When I talk about the irony of how people are so demanding of where their food comes from and understanding that and seemingly so unconcerned about how their alcoholic spirits are produced, he nods his head in agreement and responds “What is the alcohol people are going to choose – people need better options. We think the world deserves to drink better – we are in a place to bring products to market that bring positive impacts to the small communities… Montelobos is certified organic and much of the agave grown for mezcal is organic even if not certified. Fertilizers are not as much of a concern as usually only for the first or second year are agaves fertilized. Herbicides are a much bigger issue because those remain in the soil.”

He continues, “Creating the opportunity to offer more mezcal to the world is not a bad thing. The role of brands is to try and minimize the negative impacts.” 

I ask him about how when Montelobos first came out, he was very adamant about how they would never use wild agave, but that they now have both an ensemble and a tobala in their portfolio. “It is important to look at where the wild agave is coming from. Obviously in Oaxaca there is a problem <because of the demand> but other regions still have plenty of wild agave. We work with Don Aaron Alva in Puebla who began growing Tobala by seed in 2003. He is also growing papalometl, cupreata, and karwinskiis from seeds from Oaxaca. If brands continue planting more and more, eventually overharvesting will not be an issue.”

When we start talking about agaves and species and what is called what, Saldaña puts on his scientific hat. “We have geneticists and biologists arguing about what is a cupreata, what is a tobala, when they share genetic markets. The obsession to classify agaves and varieties is complicated, and made more so with the CRM labeling rules. You can’t put Potatorum Suc, Suc being the man who identified this plant, on your label, you can only say Potatorum which is not enough.” 

Our time is coming to an end, though there is so much more we could talk about. We come back around to Casa Lumbre Spirits and the future.

“With our experience with Montelobos and Ancho Reyes we now understand how to spot opportunities and act on them. We are investigating botanicals, corn, the microbiology of wild fermentation and pulque. There are distillers in Peru and Columbia who are playing around with local plants and distilling them. We can look to help this kind of spirit development by working with them to help them understand the flavor demands in the US and Europe. Casa Lumbre is a dragon of multiple heads.”

I spend the rest of the day on a walking tour at Abastos Market. We taste different nieves and sorbetes, quesadillas, empanadas, tlayudas, an incredible goat barbacoa, freshly ground chocolate.
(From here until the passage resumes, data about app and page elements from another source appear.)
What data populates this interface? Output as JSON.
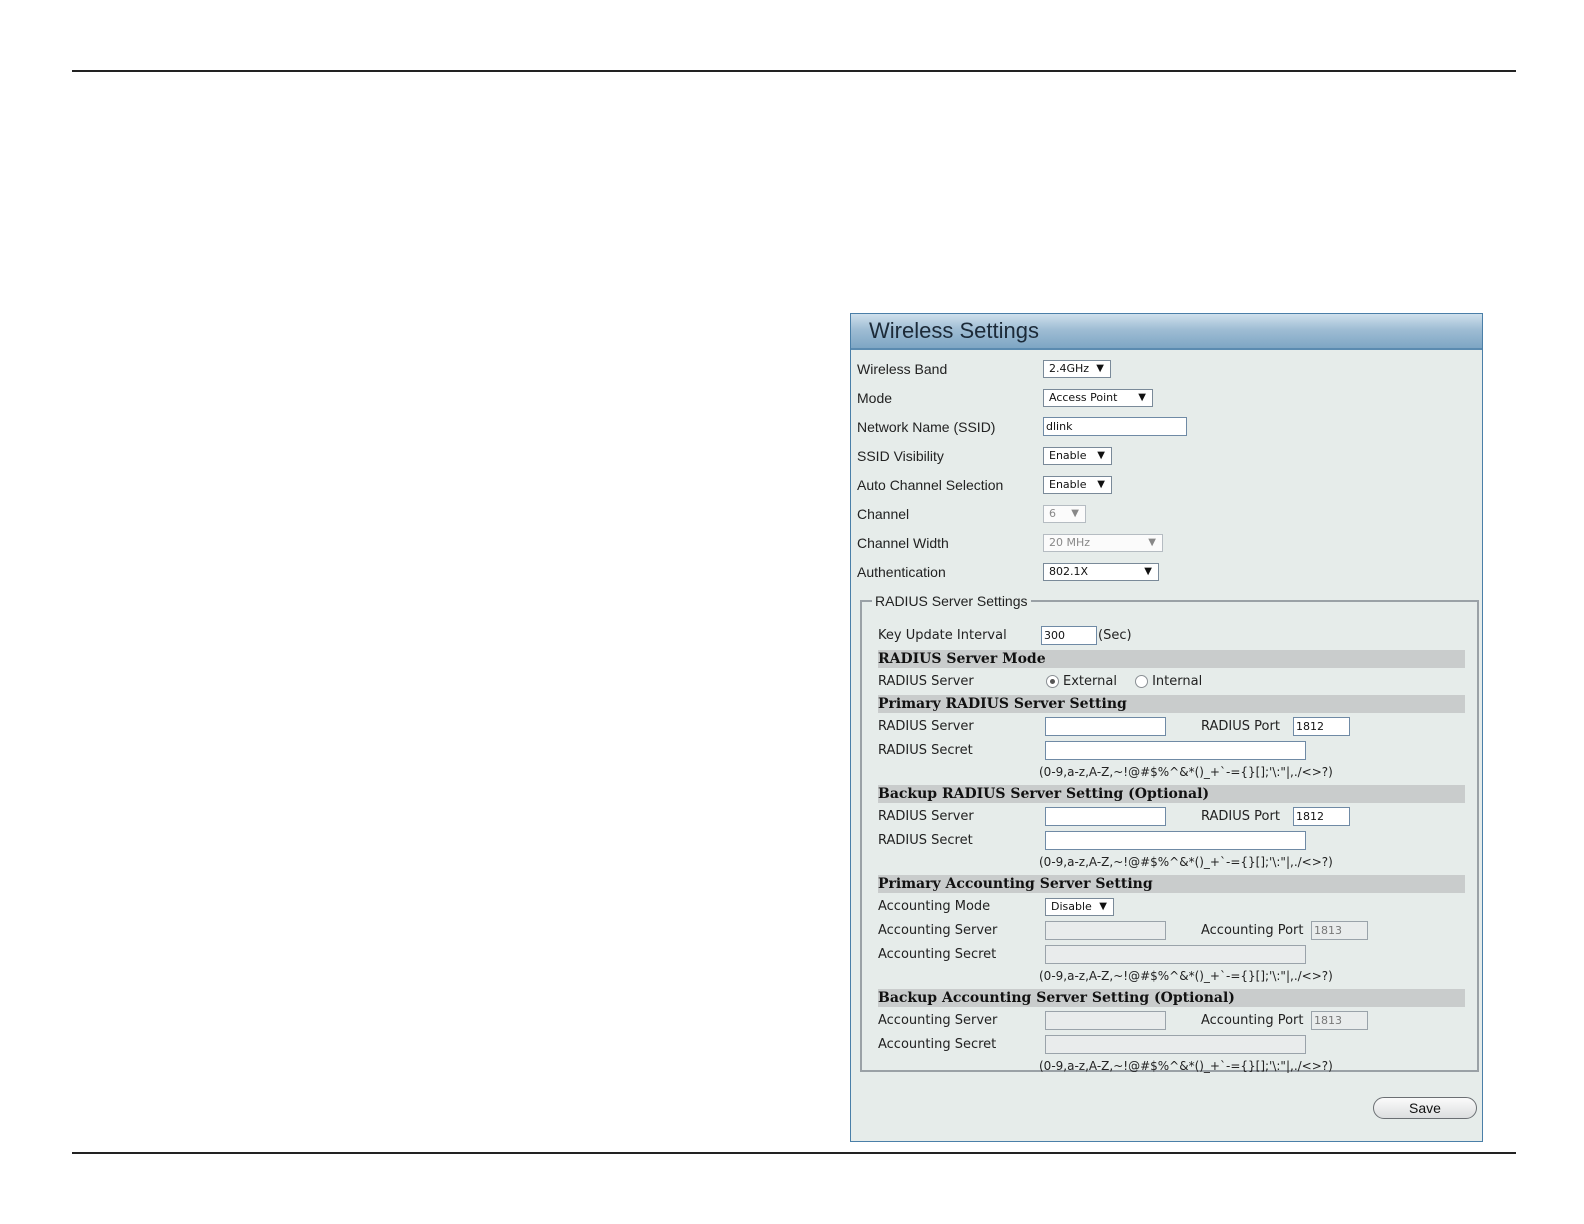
{
  "panel": {
    "title": "Wireless Settings"
  },
  "fields": {
    "wireless_band": {
      "label": "Wireless Band",
      "value": "2.4GHz"
    },
    "mode": {
      "label": "Mode",
      "value": "Access Point"
    },
    "ssid": {
      "label": "Network Name (SSID)",
      "value": "dlink"
    },
    "ssid_visibility": {
      "label": "SSID Visibility",
      "value": "Enable"
    },
    "auto_channel": {
      "label": "Auto Channel Selection",
      "value": "Enable"
    },
    "channel": {
      "label": "Channel",
      "value": "6"
    },
    "channel_width": {
      "label": "Channel Width",
      "value": "20 MHz"
    },
    "authentication": {
      "label": "Authentication",
      "value": "802.1X"
    }
  },
  "radius": {
    "legend": "RADIUS Server Settings",
    "key_update": {
      "label": "Key Update Interval",
      "value": "300",
      "unit": "(Sec)"
    },
    "mode_head": "RADIUS Server Mode",
    "mode_row": {
      "label": "RADIUS Server",
      "opt_external": "External",
      "opt_internal": "Internal"
    },
    "primary": {
      "head": "Primary RADIUS Server Setting",
      "server_label": "RADIUS Server",
      "server_value": "",
      "port_label": "RADIUS Port",
      "port_value": "1812",
      "secret_label": "RADIUS Secret",
      "secret_value": "",
      "hint": "(0-9,a-z,A-Z,~!@#$%^&*()_+`-={}[];'\\:\"|,./<>?)"
    },
    "backup": {
      "head": "Backup RADIUS Server Setting (Optional)",
      "server_label": "RADIUS Server",
      "server_value": "",
      "port_label": "RADIUS Port",
      "port_value": "1812",
      "secret_label": "RADIUS Secret",
      "secret_value": "",
      "hint": "(0-9,a-z,A-Z,~!@#$%^&*()_+`-={}[];'\\:\"|,./<>?)"
    },
    "acct_primary": {
      "head": "Primary Accounting Server Setting",
      "mode_label": "Accounting Mode",
      "mode_value": "Disable",
      "server_label": "Accounting Server",
      "server_value": "",
      "port_label": "Accounting Port",
      "port_value": "1813",
      "secret_label": "Accounting Secret",
      "secret_value": "",
      "hint": "(0-9,a-z,A-Z,~!@#$%^&*()_+`-={}[];'\\:\"|,./<>?)"
    },
    "acct_backup": {
      "head": "Backup Accounting Server Setting (Optional)",
      "server_label": "Accounting Server",
      "server_value": "",
      "port_label": "Accounting Port",
      "port_value": "1813",
      "secret_label": "Accounting Secret",
      "secret_value": "",
      "hint": "(0-9,a-z,A-Z,~!@#$%^&*()_+`-={}[];'\\:\"|,./<>?)"
    }
  },
  "actions": {
    "save_label": "Save"
  }
}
My mind is on flavors and how rooted they are to place, how no one masa tastes like another at the different puestos where we stop. We sip pulque that is fresh and another that is several days old, tepache, some pickled fruit that tastes like a bitter olive. It is limitless what is available, which I imagine is precisely how Saldaña feels.